### Data in this exercise
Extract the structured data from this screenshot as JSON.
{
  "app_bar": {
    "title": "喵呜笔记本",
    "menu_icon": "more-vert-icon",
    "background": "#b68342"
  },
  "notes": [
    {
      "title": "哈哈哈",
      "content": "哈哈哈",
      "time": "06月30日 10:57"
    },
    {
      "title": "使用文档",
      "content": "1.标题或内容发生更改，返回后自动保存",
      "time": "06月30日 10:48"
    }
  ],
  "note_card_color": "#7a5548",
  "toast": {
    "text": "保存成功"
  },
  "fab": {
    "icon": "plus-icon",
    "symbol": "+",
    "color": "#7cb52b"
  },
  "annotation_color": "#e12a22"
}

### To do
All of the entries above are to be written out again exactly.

### Solution to this task
Extract the structured data from this screenshot as JSON.
{
  "app_bar": {
    "title": "喵呜笔记本",
    "menu_icon": "more-vert-icon",
    "background": "#b68342"
  },
  "notes": [
    {
      "title": "哈哈哈",
      "content": "哈哈哈",
      "time": "06月30日 10:57"
    },
    {
      "title": "使用文档",
      "content": "1.标题或内容发生更改，返回后自动保存",
      "time": "06月30日 10:48"
    }
  ],
  "note_card_color": "#7a5548",
  "toast": {
    "text": "保存成功"
  },
  "fab": {
    "icon": "plus-icon",
    "symbol": "+",
    "color": "#7cb52b"
  },
  "annotation_color": "#e12a22"
}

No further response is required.